YOUR OBJECTIVE: Pick every line from the data that holds the word "here".

═════ RECORDS FOR THIS TASK

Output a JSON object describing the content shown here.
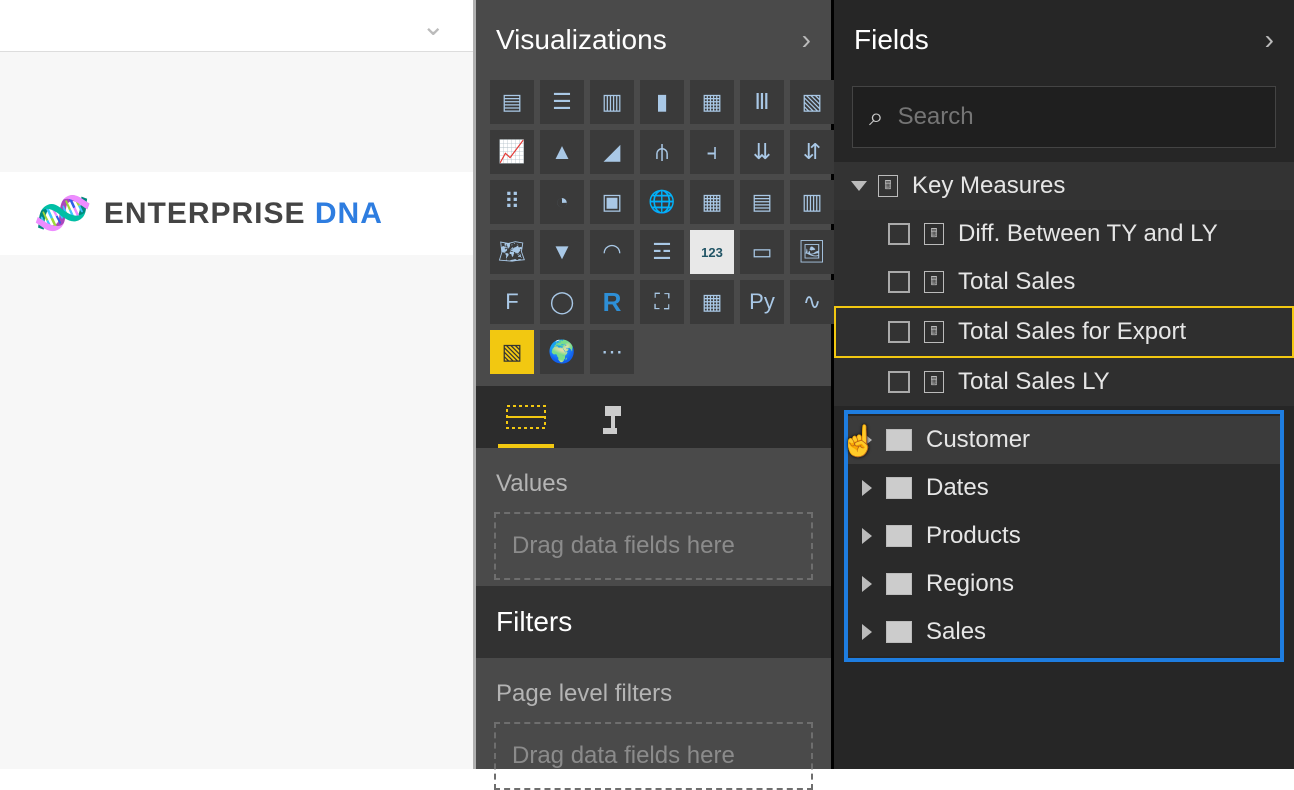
{
  "canvas": {
    "logo_primary": "ENTERPRISE ",
    "logo_secondary": "DNA"
  },
  "visualizations": {
    "header": "Visualizations",
    "tiles": [
      "stacked-bar",
      "clustered-bar",
      "stacked-column",
      "clustered-column",
      "100-bar",
      "100-column",
      "ribbon",
      "line",
      "area",
      "stacked-area",
      "line-bar",
      "line-col",
      "waterfall",
      "tornado",
      "scatter",
      "pie-donut",
      "treemap",
      "globe-map",
      "table",
      "matrix",
      "slicer",
      "filled-map",
      "funnel",
      "gauge",
      "multi-row",
      "kpi-123",
      "card",
      "image",
      "kpi-f",
      "donut",
      "r-visual",
      "arcgis",
      "table2",
      "py-visual",
      "sparkline",
      "x",
      "globe",
      "more"
    ],
    "values_label": "Values",
    "values_placeholder": "Drag data fields here",
    "filters_header": "Filters",
    "page_filters_label": "Page level filters",
    "page_filters_placeholder": "Drag data fields here"
  },
  "fields": {
    "header": "Fields",
    "search_placeholder": "Search",
    "measures_group": "Key Measures",
    "measures": [
      {
        "label": "Diff. Between TY and LY",
        "selected": false
      },
      {
        "label": "Total Sales",
        "selected": false
      },
      {
        "label": "Total Sales for Export",
        "selected": true
      },
      {
        "label": "Total Sales LY",
        "selected": false
      }
    ],
    "tables": [
      "Customer",
      "Dates",
      "Products",
      "Regions",
      "Sales"
    ]
  }
}
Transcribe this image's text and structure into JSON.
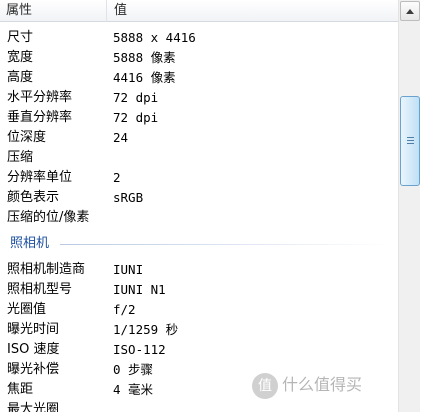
{
  "header": {
    "col_name": "属性",
    "col_value": "值"
  },
  "rows_top": [
    {
      "name": "尺寸",
      "value": "5888 x 4416"
    },
    {
      "name": "宽度",
      "value": "5888 像素"
    },
    {
      "name": "高度",
      "value": "4416 像素"
    },
    {
      "name": "水平分辨率",
      "value": "72 dpi"
    },
    {
      "name": "垂直分辨率",
      "value": "72 dpi"
    },
    {
      "name": "位深度",
      "value": "24"
    },
    {
      "name": "压缩",
      "value": ""
    },
    {
      "name": "分辨率单位",
      "value": "2"
    },
    {
      "name": "颜色表示",
      "value": "sRGB"
    },
    {
      "name": "压缩的位/像素",
      "value": ""
    }
  ],
  "group": {
    "title": "照相机"
  },
  "rows_camera": [
    {
      "name": "照相机制造商",
      "value": "IUNI"
    },
    {
      "name": "照相机型号",
      "value": "IUNI N1"
    },
    {
      "name": "光圈值",
      "value": "f/2"
    },
    {
      "name": "曝光时间",
      "value": "1/1259 秒"
    },
    {
      "name": "ISO 速度",
      "value": "ISO-112"
    },
    {
      "name": "曝光补偿",
      "value": "0 步骤"
    },
    {
      "name": "焦距",
      "value": "4 毫米"
    },
    {
      "name": "最大光圈",
      "value": ""
    }
  ],
  "watermark": {
    "badge": "值",
    "text": "什么值得买"
  }
}
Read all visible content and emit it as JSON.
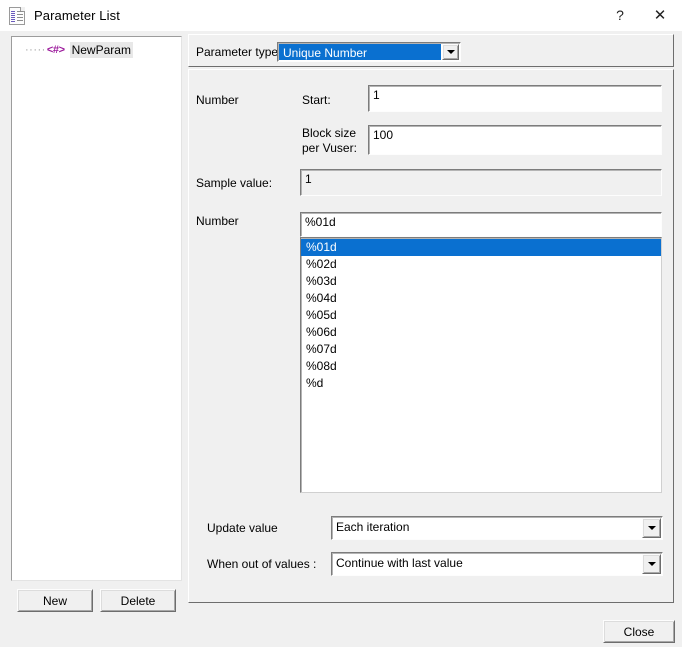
{
  "window": {
    "title": "Parameter List",
    "icon": "parameter-list-icon",
    "help_label": "?",
    "close_label": "✕"
  },
  "tree": {
    "items": [
      {
        "tag": "<#>",
        "label": "NewParam",
        "dots": "·····"
      }
    ]
  },
  "left_buttons": {
    "new_label": "New",
    "delete_label": "Delete"
  },
  "footer": {
    "close_label": "Close"
  },
  "parameter_type": {
    "label": "Parameter type:",
    "value": "Unique Number",
    "options": [
      "Unique Number"
    ]
  },
  "number_section": {
    "group_label": "Number",
    "start_label": "Start:",
    "start_value": "1",
    "block_label_line1": "Block size",
    "block_label_line2": "per Vuser:",
    "block_value": "100"
  },
  "sample": {
    "label": "Sample value:",
    "value": "1"
  },
  "number_format": {
    "label": "Number",
    "edit_value": "%01d",
    "selected_index": 0,
    "options": [
      "%01d",
      "%02d",
      "%03d",
      "%04d",
      "%05d",
      "%06d",
      "%07d",
      "%08d",
      "%d"
    ]
  },
  "update_value": {
    "label": "Update value",
    "value": "Each iteration",
    "options": [
      "Each iteration"
    ]
  },
  "out_of_values": {
    "label": "When out of values :",
    "value": "Continue with last value",
    "options": [
      "Continue with last value"
    ]
  },
  "colors": {
    "selection_blue": "#0a70d0",
    "tree_tag_purple": "#9c1b9c",
    "window_bg": "#f0f0f0"
  }
}
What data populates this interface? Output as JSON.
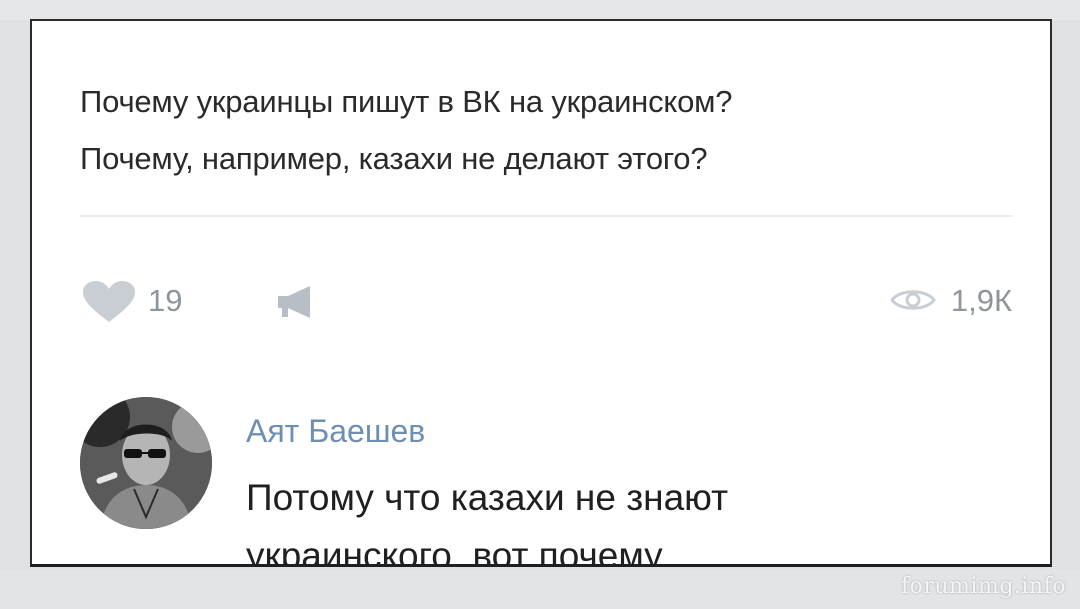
{
  "post": {
    "text_lines": [
      "Почему украинцы пишут в ВК на украинском?",
      "Почему, например, казахи не делают этого?"
    ],
    "likes": "19",
    "views": "1,9К"
  },
  "comment": {
    "author": "Аят Баешев",
    "text_lines": [
      "Потому что казахи не знают",
      "украинского, вот почему"
    ]
  },
  "watermark": "forumimg.info",
  "icons": {
    "like": "heart-icon",
    "share": "megaphone-icon",
    "views": "eye-icon"
  },
  "colors": {
    "author_link": "#6d8fb3",
    "meta_gray": "#8f959b",
    "icon_gray": "#c9ced4"
  }
}
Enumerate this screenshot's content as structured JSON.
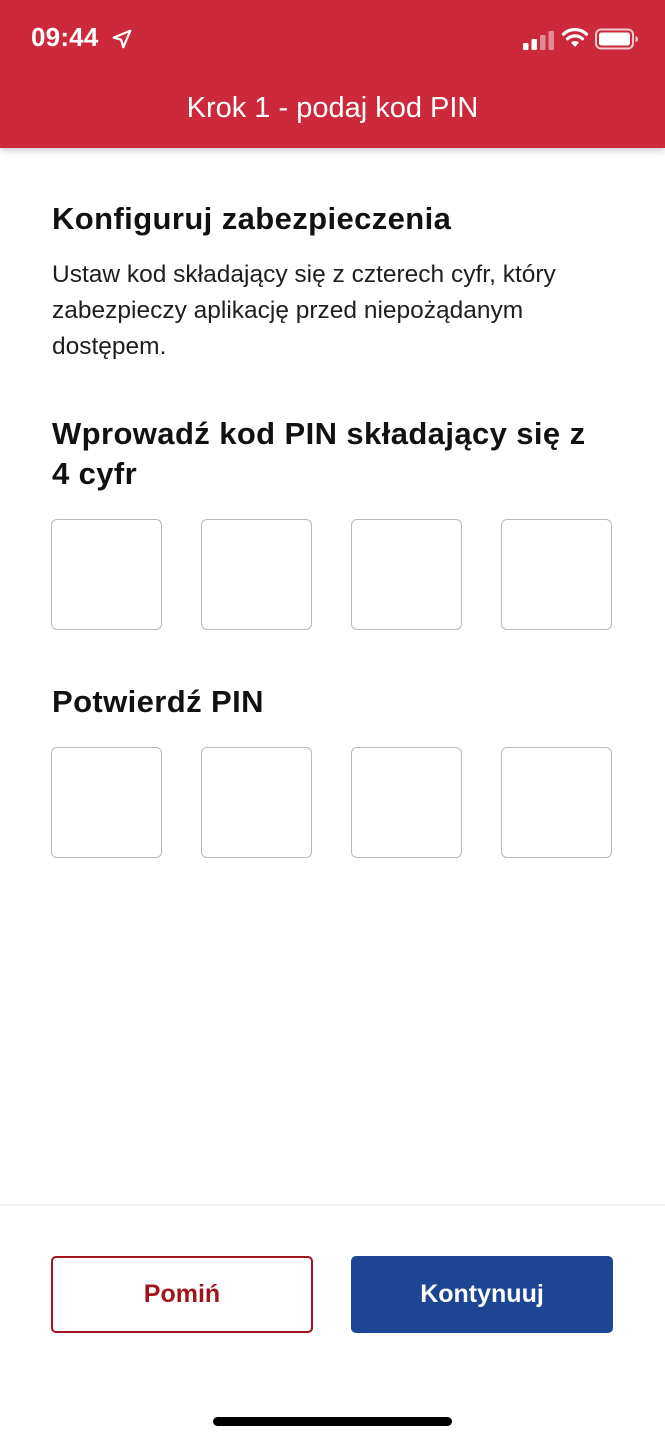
{
  "status_bar": {
    "time": "09:44",
    "icons": [
      "location-arrow-icon",
      "cellular-signal-icon",
      "wifi-icon",
      "battery-icon"
    ]
  },
  "header": {
    "title": "Krok 1 - podaj kod PIN",
    "background_color": "#cc2a3c"
  },
  "configure": {
    "title": "Konfiguruj zabezpieczenia",
    "description": "Ustaw kod składający się z czterech cyfr, który zabezpieczy aplikację przed niepożądanym dostępem."
  },
  "pin_entry": {
    "title": "Wprowadź kod PIN składający się z 4 cyfr",
    "digits": [
      "",
      "",
      "",
      ""
    ]
  },
  "pin_confirm": {
    "title": "Potwierdź PIN",
    "digits": [
      "",
      "",
      "",
      ""
    ]
  },
  "actions": {
    "skip_label": "Pomiń",
    "continue_label": "Kontynuuj",
    "skip_color": "#a0161c",
    "continue_color": "#1c4594"
  }
}
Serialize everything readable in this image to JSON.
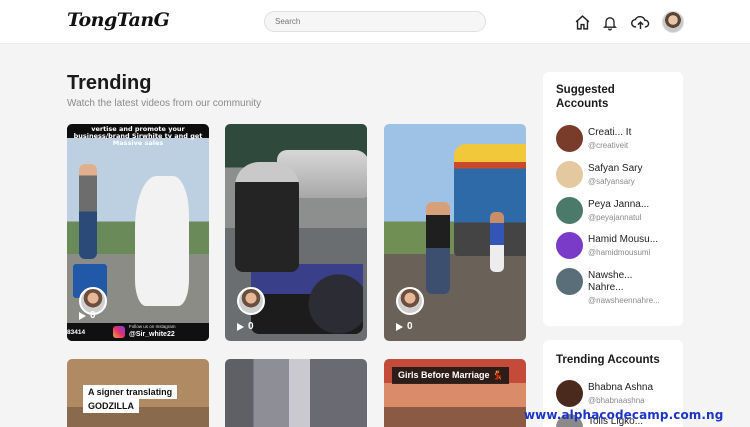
{
  "header": {
    "logo": "TongTanG",
    "search_placeholder": "Search",
    "icons": [
      "home-icon",
      "bell-icon",
      "upload-cloud-icon",
      "avatar"
    ]
  },
  "main": {
    "title": "Trending",
    "subtitle": "Watch the latest videos from our community",
    "videos": [
      {
        "banner": "vertise and promote your business/brand Sirwhite tv and get Massive sales",
        "footer_number": "83414",
        "footer_follow": "Follow us on Instagram",
        "footer_handle": "@Sir_white22",
        "plays": "0"
      },
      {
        "plays": "0"
      },
      {
        "plays": "0"
      },
      {
        "caption_line1": "A signer translating",
        "caption_line2": "GODZILLA"
      },
      {},
      {
        "caption": "Girls Before Marriage 💃"
      }
    ]
  },
  "suggested": {
    "title": "Suggested Accounts",
    "accounts": [
      {
        "name": "Creati... It",
        "handle": "@creativeit",
        "avatar_color": "#7a3b2a"
      },
      {
        "name": "Safyan Sary",
        "handle": "@safyansary",
        "avatar_color": "#e3c8a0"
      },
      {
        "name": "Peya Janna...",
        "handle": "@peyajannatul",
        "avatar_color": "#4c7a6a"
      },
      {
        "name": "Hamid Mousu...",
        "handle": "@hamidmousumi",
        "avatar_color": "#7a3cc8"
      },
      {
        "name_line1": "Nawshe...",
        "name_line2": "Nahre...",
        "handle": "@nawsheennahre...",
        "avatar_color": "#5a6e7a"
      }
    ]
  },
  "trending_accounts": {
    "title": "Trending Accounts",
    "accounts": [
      {
        "name": "Bhabna Ashna",
        "handle": "@bhabnaashna",
        "avatar_color": "#4a2a1c"
      },
      {
        "name": "Tolis Ligko...",
        "avatar_color": "#8a8a8a"
      }
    ]
  },
  "watermark": "www.alphacodecamp.com.ng"
}
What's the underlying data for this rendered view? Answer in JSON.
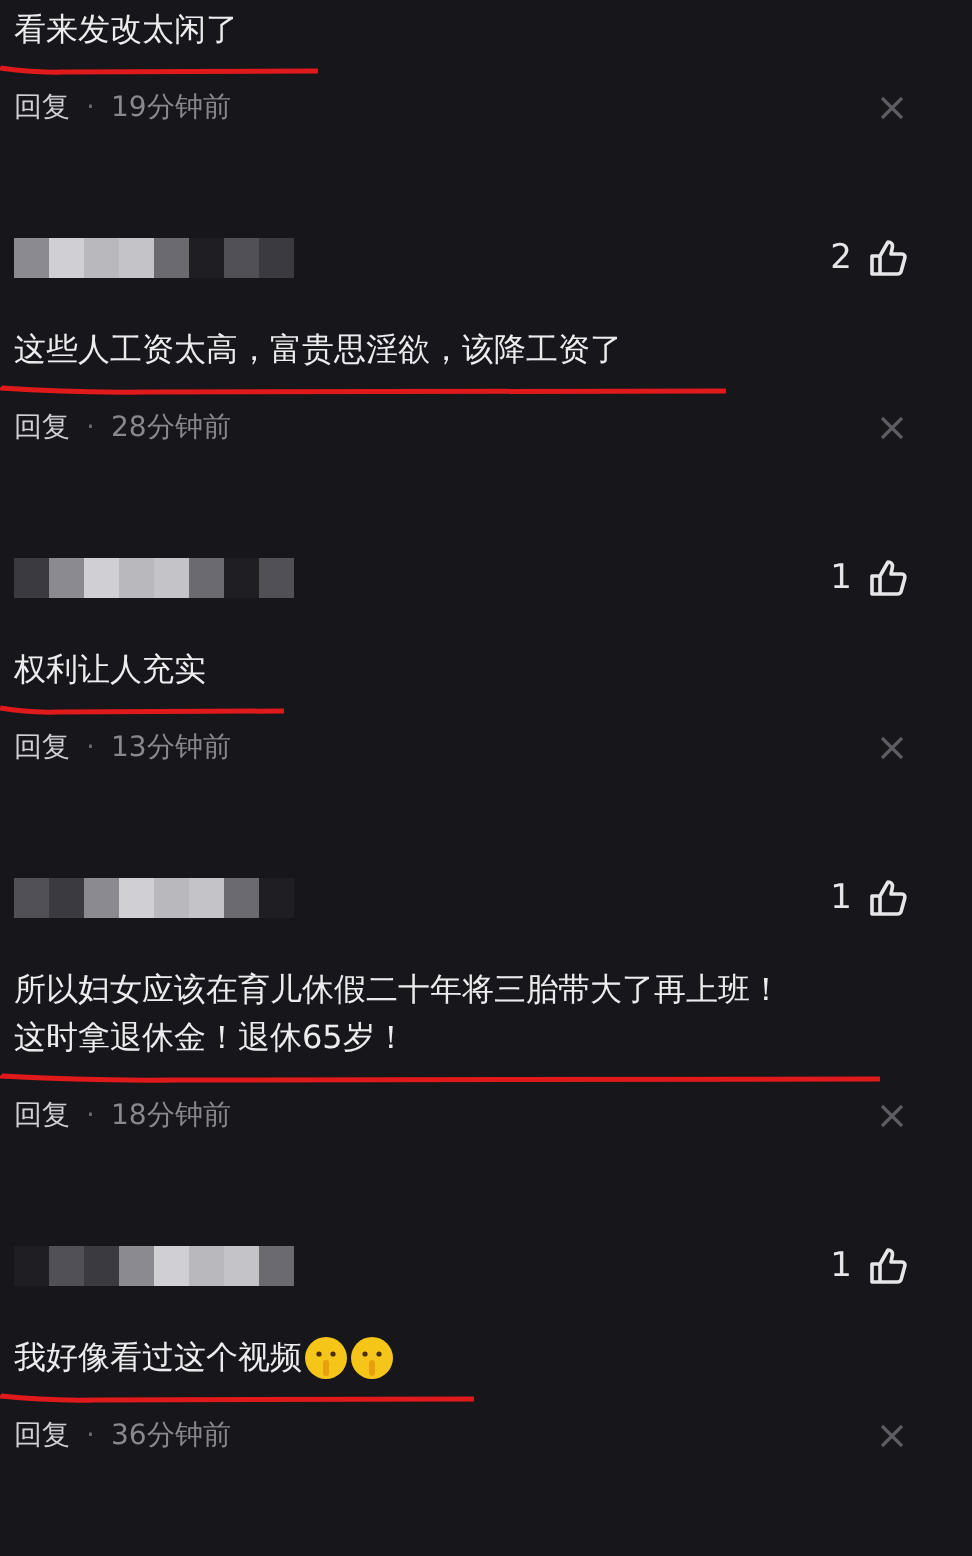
{
  "comments": [
    {
      "text_lines": [
        "看来发改太闲了"
      ],
      "underlined": true,
      "reply_label": "回复",
      "separator": "·",
      "time": "19分钟前"
    },
    {
      "username_hidden": true,
      "likes": "2",
      "text_lines": [
        "这些人工资太高，富贵思淫欲，该降工资了"
      ],
      "underlined": true,
      "reply_label": "回复",
      "separator": "·",
      "time": "28分钟前"
    },
    {
      "username_hidden": true,
      "likes": "1",
      "text_lines": [
        "权利让人充实"
      ],
      "underlined": true,
      "reply_label": "回复",
      "separator": "·",
      "time": "13分钟前"
    },
    {
      "username_hidden": true,
      "likes": "1",
      "text_lines": [
        "所以妇女应该在育儿休假二十年将三胎带大了再上班！",
        "这时拿退休金！退休65岁！"
      ],
      "underlined": true,
      "reply_label": "回复",
      "separator": "·",
      "time": "18分钟前"
    },
    {
      "username_hidden": true,
      "likes": "1",
      "text_lines": [
        "我好像看过这个视频"
      ],
      "emojis": [
        {
          "kind": "shush"
        },
        {
          "kind": "shush"
        }
      ],
      "underlined": true,
      "reply_label": "回复",
      "separator": "·",
      "time": "36分钟前"
    }
  ]
}
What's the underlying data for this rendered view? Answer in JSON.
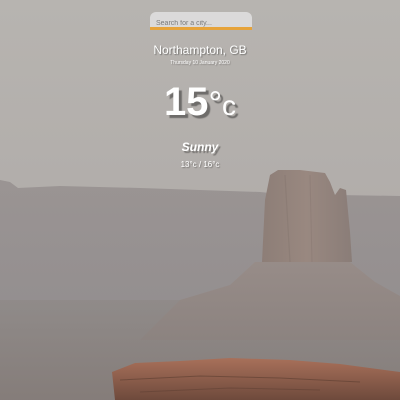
{
  "search": {
    "placeholder": "Search for a city..."
  },
  "weather": {
    "location": "Northampton, GB",
    "date": "Thursday 10 January 2020",
    "temperature": "15",
    "degree_symbol": "°",
    "unit": "c",
    "condition": "Sunny",
    "range": "13°c / 16°c"
  },
  "colors": {
    "search_underline": "#e6a33a",
    "text": "#ffffff"
  },
  "icons": {
    "background": "desert-butte-landscape"
  }
}
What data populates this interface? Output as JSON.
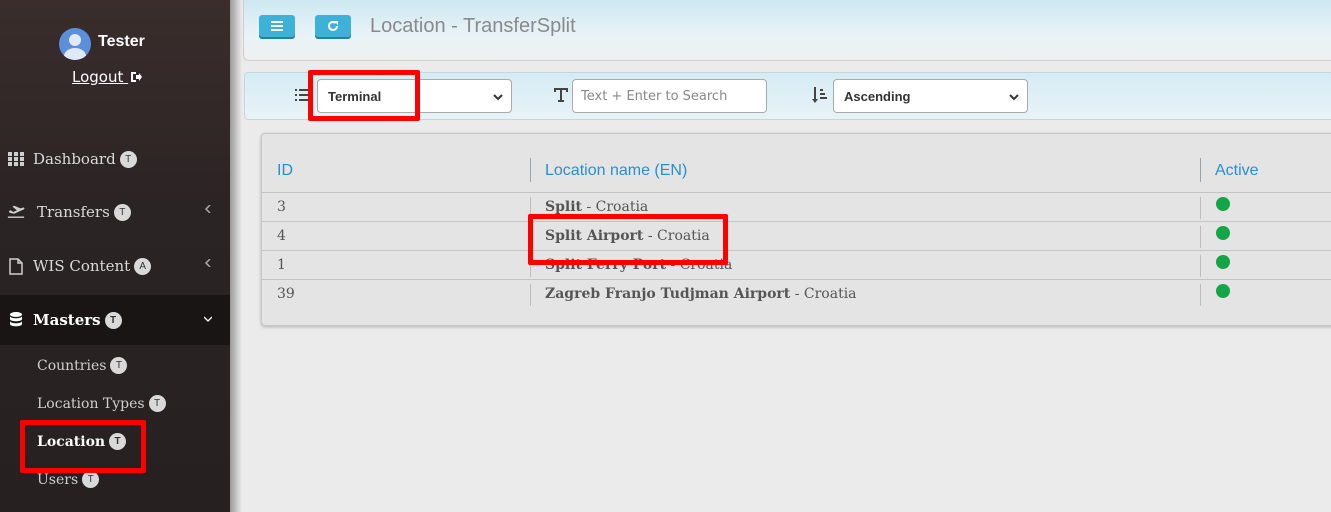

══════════

SOLVED EXERCISE:
Output a JSON object describing the content shown here.
    "values_placeholder": "Drag data fields here",
    "page_filters_placeholder": "Drag data fields here"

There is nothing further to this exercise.